[Start of section]
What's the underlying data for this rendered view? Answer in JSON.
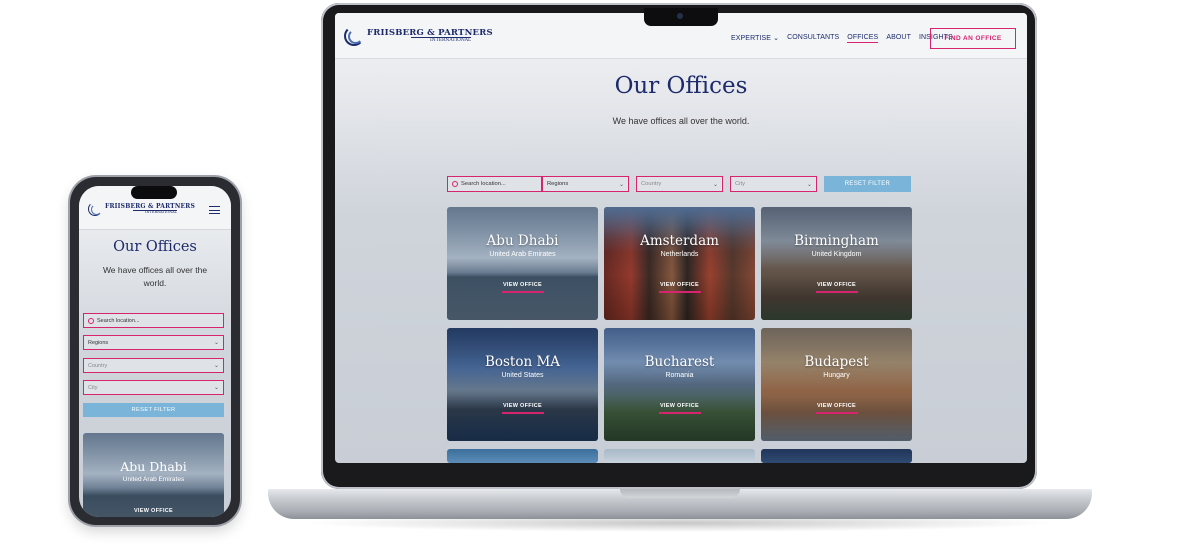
{
  "brand": {
    "name": "FRIISBERG & PARTNERS",
    "tagline": "INTERNATIONAL"
  },
  "nav": {
    "items": [
      "EXPERTISE",
      "CONSULTANTS",
      "OFFICES",
      "ABOUT",
      "INSIGHTS"
    ],
    "expertise_chevron": "⌄",
    "cta": "FIND AN OFFICE"
  },
  "page": {
    "title": "Our Offices",
    "subtitle": "We have offices all over the world."
  },
  "filters": {
    "search_placeholder": "Search location...",
    "regions": "Regions",
    "country": "Country",
    "city": "City",
    "reset": "RESET FILTER"
  },
  "offices": [
    {
      "name": "Abu Dhabi",
      "country": "United Arab Emirates",
      "button": "VIEW OFFICE"
    },
    {
      "name": "Amsterdam",
      "country": "Netherlands",
      "button": "VIEW OFFICE"
    },
    {
      "name": "Birmingham",
      "country": "United Kingdom",
      "button": "VIEW OFFICE"
    },
    {
      "name": "Boston MA",
      "country": "United States",
      "button": "VIEW OFFICE"
    },
    {
      "name": "Bucharest",
      "country": "Romania",
      "button": "VIEW OFFICE"
    },
    {
      "name": "Budapest",
      "country": "Hungary",
      "button": "VIEW OFFICE"
    }
  ],
  "colors": {
    "brand_navy": "#1d2b6b",
    "accent_pink": "#d6246e",
    "reset_blue": "#7ab4d8"
  }
}
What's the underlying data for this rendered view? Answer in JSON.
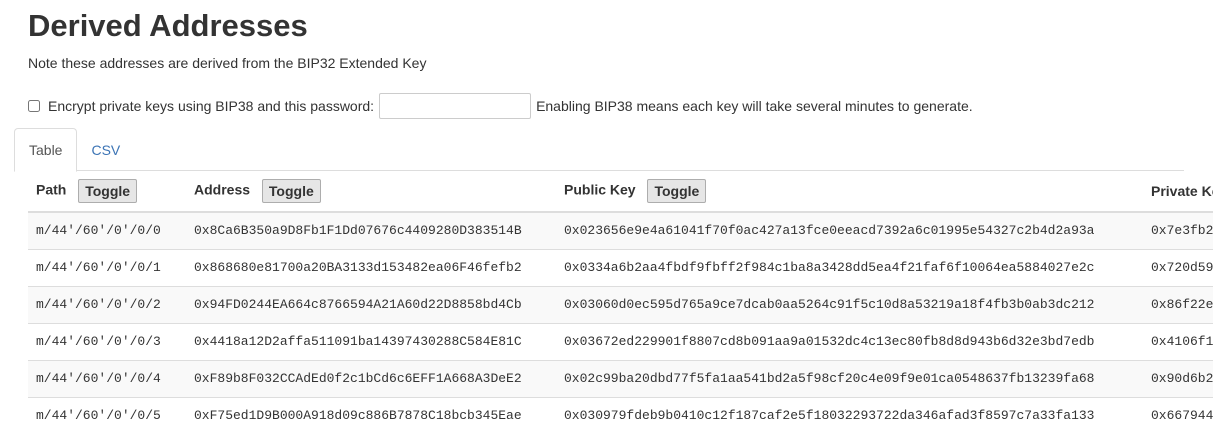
{
  "header": {
    "title": "Derived Addresses",
    "note": "Note these addresses are derived from the BIP32 Extended Key"
  },
  "bip38": {
    "checkbox_label": "Encrypt private keys using BIP38 and this password:",
    "password_value": "",
    "hint": "Enabling BIP38 means each key will take several minutes to generate."
  },
  "tabs": [
    {
      "label": "Table",
      "active": true
    },
    {
      "label": "CSV",
      "active": false
    }
  ],
  "table": {
    "columns": {
      "path": "Path",
      "address": "Address",
      "public_key": "Public Key",
      "private_key": "Private Key"
    },
    "toggle_label": "Toggle",
    "rows": [
      {
        "path": "m/44'/60'/0'/0/0",
        "address": "0x8Ca6B350a9D8Fb1F1Dd07676c4409280D383514B",
        "public_key": "0x023656e9e4a61041f70f0ac427a13fce0eeacd7392a6c01995e54327c2b4d2a93a",
        "private_key": "0x7e3fb2"
      },
      {
        "path": "m/44'/60'/0'/0/1",
        "address": "0x868680e81700a20BA3133d153482ea06F46fefb2",
        "public_key": "0x0334a6b2aa4fbdf9fbff2f984c1ba8a3428dd5ea4f21faf6f10064ea5884027e2c",
        "private_key": "0x720d59"
      },
      {
        "path": "m/44'/60'/0'/0/2",
        "address": "0x94FD0244EA664c8766594A21A60d22D8858bd4Cb",
        "public_key": "0x03060d0ec595d765a9ce7dcab0aa5264c91f5c10d8a53219a18f4fb3b0ab3dc212",
        "private_key": "0x86f22e"
      },
      {
        "path": "m/44'/60'/0'/0/3",
        "address": "0x4418a12D2affa511091ba14397430288C584E81C",
        "public_key": "0x03672ed229901f8807cd8b091aa9a01532dc4c13ec80fb8d8d943b6d32e3bd7edb",
        "private_key": "0x4106f1"
      },
      {
        "path": "m/44'/60'/0'/0/4",
        "address": "0xF89b8F032CCAdEd0f2c1bCd6c6EFF1A668A3DeE2",
        "public_key": "0x02c99ba20dbd77f5fa1aa541bd2a5f98cf20c4e09f9e01ca0548637fb13239fa68",
        "private_key": "0x90d6b2"
      },
      {
        "path": "m/44'/60'/0'/0/5",
        "address": "0xF75ed1D9B000A918d09c886B7878C18bcb345Eae",
        "public_key": "0x030979fdeb9b0410c12f187caf2e5f18032293722da346afad3f8597c7a33fa133",
        "private_key": "0x667944"
      }
    ]
  }
}
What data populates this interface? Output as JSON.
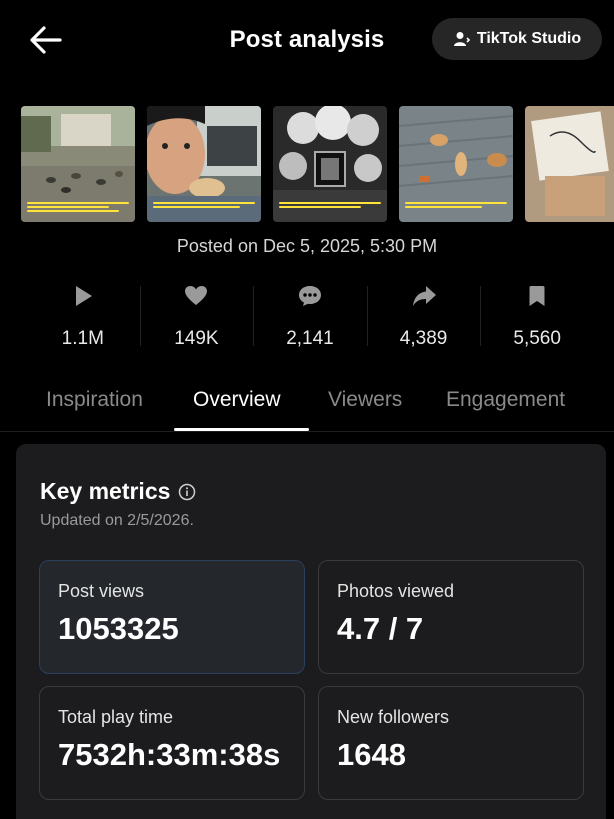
{
  "header": {
    "title": "Post analysis",
    "studio_label": "TikTok Studio"
  },
  "thumbnails": [
    {
      "name": "street-cats-thumbnail"
    },
    {
      "name": "boy-selfie-thumbnail"
    },
    {
      "name": "funeral-flowers-thumbnail"
    },
    {
      "name": "cats-on-deck-thumbnail"
    },
    {
      "name": "sketch-photo-thumbnail"
    }
  ],
  "posted": "Posted on Dec 5, 2025, 5:30 PM",
  "stats": [
    {
      "icon": "play-icon",
      "value": "1.1M"
    },
    {
      "icon": "heart-icon",
      "value": "149K"
    },
    {
      "icon": "comment-icon",
      "value": "2,141"
    },
    {
      "icon": "share-icon",
      "value": "4,389"
    },
    {
      "icon": "bookmark-icon",
      "value": "5,560"
    }
  ],
  "tabs": [
    "Inspiration",
    "Overview",
    "Viewers",
    "Engagement"
  ],
  "active_tab": "Overview",
  "key_metrics": {
    "title": "Key metrics",
    "updated": "Updated on 2/5/2026.",
    "items": [
      {
        "label": "Post views",
        "value": "1053325"
      },
      {
        "label": "Photos viewed",
        "value": "4.7 / 7"
      },
      {
        "label": "Total play time",
        "value": "7532h:33m:38s"
      },
      {
        "label": "New followers",
        "value": "1648"
      }
    ]
  },
  "colors": {
    "background": "#000000",
    "card": "#1c1c1e",
    "caption_yellow": "#ffe23a"
  }
}
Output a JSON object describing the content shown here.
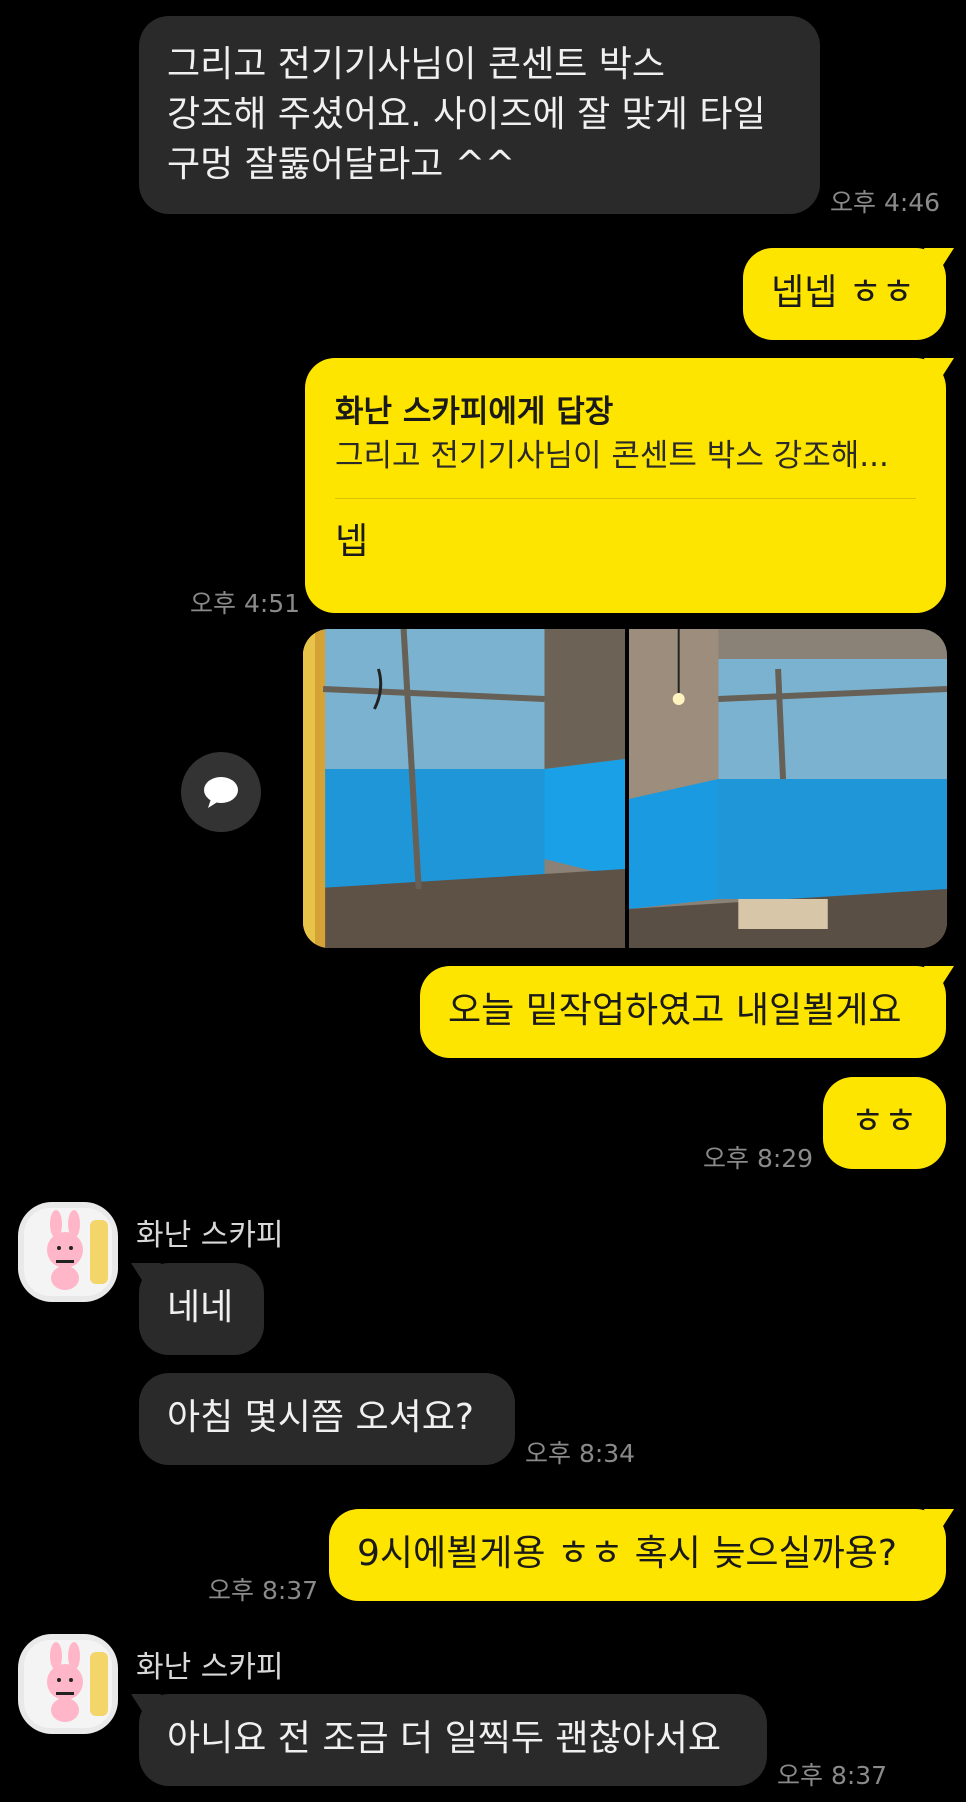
{
  "messages": {
    "m1": {
      "text_line1": "그리고 전기기사님이 콘센트 박스",
      "text_line2": "강조해 주셨어요. 사이즈에 잘 맞게 타일",
      "text_line3": "구멍 잘뚫어달라고 ^^",
      "time": "오후 4:46"
    },
    "m2": {
      "text": "넵넵 ㅎㅎ"
    },
    "m3": {
      "reply_to": "화난 스카피에게 답장",
      "quoted": "그리고 전기기사님이 콘센트 박스 강조해...",
      "text": "넵",
      "time": "오후 4:51"
    },
    "m5": {
      "text": "오늘 밑작업하였고 내일뵐게요"
    },
    "m6": {
      "text": "ㅎㅎ",
      "time": "오후 8:29"
    },
    "m7": {
      "sender": "화난 스카피",
      "text": "네네"
    },
    "m8": {
      "text": "아침 몇시쯤 오셔요?",
      "time": "오후 8:34"
    },
    "m9": {
      "text": "9시에뵐게용 ㅎㅎ 혹시 늦으실까용?",
      "time": "오후 8:37"
    },
    "m10": {
      "sender": "화난 스카피",
      "text": "아니요 전 조금 더 일찍두 괜찮아서요",
      "time": "오후 8:37"
    }
  },
  "icons": {
    "share": "speech-bubble-icon",
    "avatar": "bunny-sticker-avatar"
  },
  "colors": {
    "background": "#000000",
    "outgoing": "#fee500",
    "incoming": "#2a2a2a",
    "time": "#8a8a8a"
  }
}
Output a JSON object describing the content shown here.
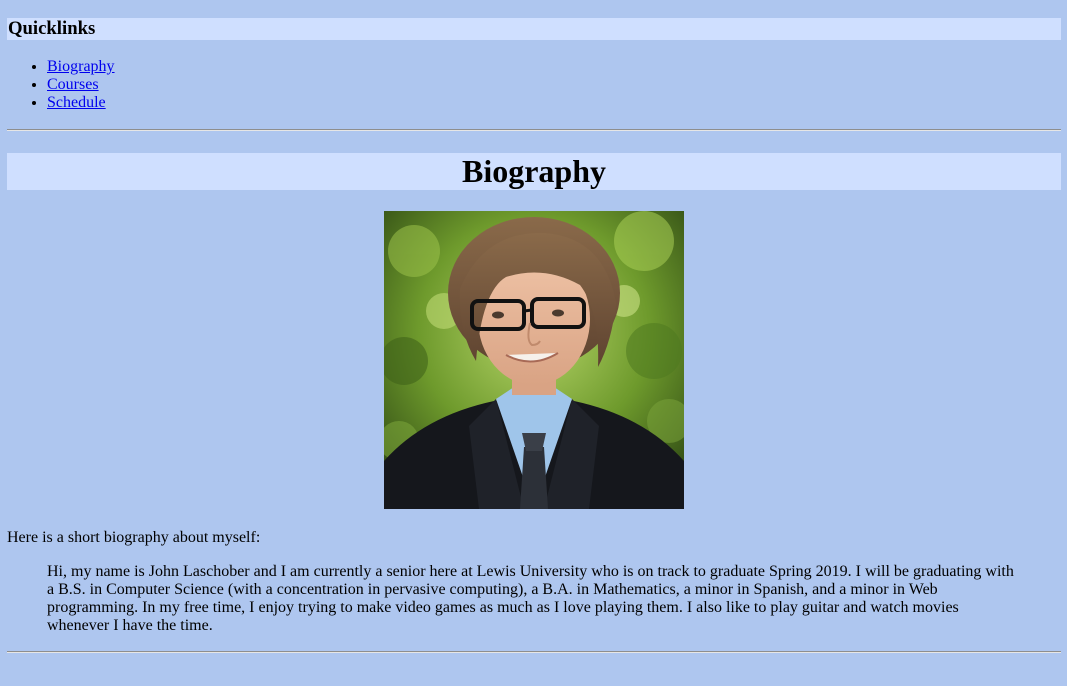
{
  "quicklinks": {
    "title": "Quicklinks",
    "links": [
      "Biography",
      "Courses",
      "Schedule"
    ]
  },
  "biography": {
    "title": "Biography",
    "intro": "Here is a short biography about myself:",
    "text": "Hi, my name is John Laschober and I am currently a senior here at Lewis University who is on track to graduate Spring 2019. I will be graduating with a B.S. in Computer Science (with a concentration in pervasive computing), a B.A. in Mathematics, a minor in Spanish, and a minor in Web programming. In my free time, I enjoy trying to make video games as much as I love playing them. I also like to play guitar and watch movies whenever I have the time."
  },
  "colors": {
    "page_background": "#aec6ef",
    "heading_background": "#cfdfff",
    "link": "#0000ee"
  }
}
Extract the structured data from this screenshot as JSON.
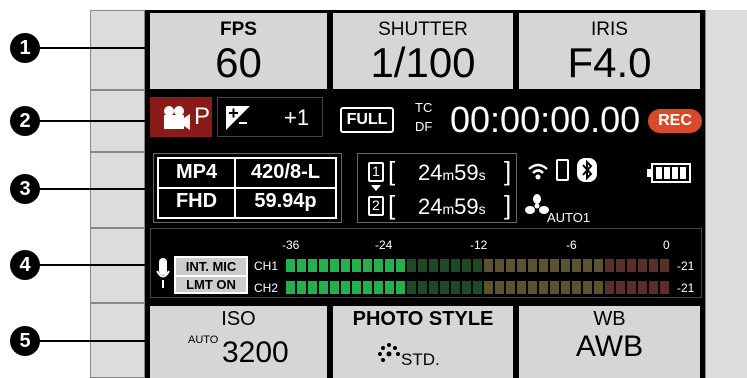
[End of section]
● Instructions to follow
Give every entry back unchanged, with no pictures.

● Task result
What's the underlying data for this rendered view? Answer in JSON.
{
  "brand": {
    "name": "FRIISBERG & PARTNERS",
    "tagline": "INTERNATIONAL"
  },
  "nav": {
    "items": [
      "EXPERTISE",
      "CONSULTANTS",
      "OFFICES",
      "ABOUT",
      "INSIGHTS"
    ],
    "expertise_chevron": "⌄",
    "cta": "FIND AN OFFICE"
  },
  "page": {
    "title": "Our Offices",
    "subtitle": "We have offices all over the world."
  },
  "filters": {
    "search_placeholder": "Search location...",
    "regions": "Regions",
    "country": "Country",
    "city": "City",
    "reset": "RESET FILTER"
  },
  "offices": [
    {
      "name": "Abu Dhabi",
      "country": "United Arab Emirates",
      "button": "VIEW OFFICE"
    },
    {
      "name": "Amsterdam",
      "country": "Netherlands",
      "button": "VIEW OFFICE"
    },
    {
      "name": "Birmingham",
      "country": "United Kingdom",
      "button": "VIEW OFFICE"
    },
    {
      "name": "Boston MA",
      "country": "United States",
      "button": "VIEW OFFICE"
    },
    {
      "name": "Bucharest",
      "country": "Romania",
      "button": "VIEW OFFICE"
    },
    {
      "name": "Budapest",
      "country": "Hungary",
      "button": "VIEW OFFICE"
    }
  ],
  "colors": {
    "brand_navy": "#1d2b6b",
    "accent_pink": "#d6246e",
    "reset_blue": "#7ab4d8"
  }
}
What's the underlying data for this rendered view? Answer in JSON.
{
  "header": {
    "title": "Derived Addresses",
    "note": "Note these addresses are derived from the BIP32 Extended Key"
  },
  "bip38": {
    "checkbox_label": "Encrypt private keys using BIP38 and this password:",
    "password_value": "",
    "hint": "Enabling BIP38 means each key will take several minutes to generate."
  },
  "tabs": [
    {
      "label": "Table",
      "active": true
    },
    {
      "label": "CSV",
      "active": false
    }
  ],
  "table": {
    "columns": {
      "path": "Path",
      "address": "Address",
      "public_key": "Public Key",
      "private_key": "Private Key"
    },
    "toggle_label": "Toggle",
    "rows": [
      {
        "path": "m/44'/60'/0'/0/0",
        "address": "0x8Ca6B350a9D8Fb1F1Dd07676c4409280D383514B",
        "public_key": "0x023656e9e4a61041f70f0ac427a13fce0eeacd7392a6c01995e54327c2b4d2a93a",
        "private_key": "0x7e3fb2"
      },
      {
        "path": "m/44'/60'/0'/0/1",
        "address": "0x868680e81700a20BA3133d153482ea06F46fefb2",
        "public_key": "0x0334a6b2aa4fbdf9fbff2f984c1ba8a3428dd5ea4f21faf6f10064ea5884027e2c",
        "private_key": "0x720d59"
      },
      {
        "path": "m/44'/60'/0'/0/2",
        "address": "0x94FD0244EA664c8766594A21A60d22D8858bd4Cb",
        "public_key": "0x03060d0ec595d765a9ce7dcab0aa5264c91f5c10d8a53219a18f4fb3b0ab3dc212",
        "private_key": "0x86f22e"
      },
      {
        "path": "m/44'/60'/0'/0/3",
        "address": "0x4418a12D2affa511091ba14397430288C584E81C",
        "public_key": "0x03672ed229901f8807cd8b091aa9a01532dc4c13ec80fb8d8d943b6d32e3bd7edb",
        "private_key": "0x4106f1"
      },
      {
        "path": "m/44'/60'/0'/0/4",
        "address": "0xF89b8F032CCAdEd0f2c1bCd6c6EFF1A668A3DeE2",
        "public_key": "0x02c99ba20dbd77f5fa1aa541bd2a5f98cf20c4e09f9e01ca0548637fb13239fa68",
        "private_key": "0x90d6b2"
      },
      {
        "path": "m/44'/60'/0'/0/5",
        "address": "0xF75ed1D9B000A918d09c886B7878C18bcb345Eae",
        "public_key": "0x030979fdeb9b0410c12f187caf2e5f18032293722da346afad3f8597c7a33fa133",
        "private_key": "0x667944"
      }
    ]
  }
}
What data populates this interface? Output as JSON.
{
  "header": {
    "title": "Post analysis",
    "studio_label": "TikTok Studio"
  },
  "thumbnails": [
    {
      "name": "street-cats-thumbnail"
    },
    {
      "name": "boy-selfie-thumbnail"
    },
    {
      "name": "funeral-flowers-thumbnail"
    },
    {
      "name": "cats-on-deck-thumbnail"
    },
    {
      "name": "sketch-photo-thumbnail"
    }
  ],
  "posted": "Posted on Dec 5, 2025, 5:30 PM",
  "stats": [
    {
      "icon": "play-icon",
      "value": "1.1M"
    },
    {
      "icon": "heart-icon",
      "value": "149K"
    },
    {
      "icon": "comment-icon",
      "value": "2,141"
    },
    {
      "icon": "share-icon",
      "value": "4,389"
    },
    {
      "icon": "bookmark-icon",
      "value": "5,560"
    }
  ],
  "tabs": [
    "Inspiration",
    "Overview",
    "Viewers",
    "Engagement"
  ],
  "active_tab": "Overview",
  "key_metrics": {
    "title": "Key metrics",
    "updated": "Updated on 2/5/2026.",
    "items": [
      {
        "label": "Post views",
        "value": "1053325"
      },
      {
        "label": "Photos viewed",
        "value": "4.7 / 7"
      },
      {
        "label": "Total play time",
        "value": "7532h:33m:38s"
      },
      {
        "label": "New followers",
        "value": "1648"
      }
    ]
  },
  "colors": {
    "background": "#000000",
    "card": "#1c1c1e",
    "caption_yellow": "#ffe23a"
  }
}
Output a JSON object describing the content shown here.
{
  "messages": {
    "m1": {
      "text_line1": "그리고 전기기사님이 콘센트 박스",
      "text_line2": "강조해 주셨어요. 사이즈에 잘 맞게 타일",
      "text_line3": "구멍 잘뚫어달라고 ^^",
      "time": "오후 4:46"
    },
    "m2": {
      "text": "넵넵 ㅎㅎ"
    },
    "m3": {
      "reply_to": "화난 스카피에게 답장",
      "quoted": "그리고 전기기사님이 콘센트 박스 강조해...",
      "text": "넵",
      "time": "오후 4:51"
    },
    "m5": {
      "text": "오늘 밑작업하였고 내일뵐게요"
    },
    "m6": {
      "text": "ㅎㅎ",
      "time": "오후 8:29"
    },
    "m7": {
      "sender": "화난 스카피",
      "text": "네네"
    },
    "m8": {
      "text": "아침 몇시쯤 오셔요?",
      "time": "오후 8:34"
    },
    "m9": {
      "text": "9시에뵐게용 ㅎㅎ 혹시 늦으실까용?",
      "time": "오후 8:37"
    },
    "m10": {
      "sender": "화난 스카피",
      "text": "아니요 전 조금 더 일찍두 괜찮아서요",
      "time": "오후 8:37"
    }
  },
  "icons": {
    "share": "speech-bubble-icon",
    "avatar": "bunny-sticker-avatar"
  },
  "colors": {
    "background": "#000000",
    "outgoing": "#fee500",
    "incoming": "#2a2a2a",
    "time": "#8a8a8a"
  }
}
Output a JSON object describing the content shown here.
{
  "quicklinks": {
    "title": "Quicklinks",
    "links": [
      "Biography",
      "Courses",
      "Schedule"
    ]
  },
  "biography": {
    "title": "Biography",
    "intro": "Here is a short biography about myself:",
    "text": "Hi, my name is John Laschober and I am currently a senior here at Lewis University who is on track to graduate Spring 2019. I will be graduating with a B.S. in Computer Science (with a concentration in pervasive computing), a B.A. in Mathematics, a minor in Spanish, and a minor in Web programming. In my free time, I enjoy trying to make video games as much as I love playing them. I also like to play guitar and watch movies whenever I have the time."
  },
  "colors": {
    "page_background": "#aec6ef",
    "heading_background": "#cfdfff",
    "link": "#0000ee"
  }
}
Extract the structured data from this screenshot as JSON.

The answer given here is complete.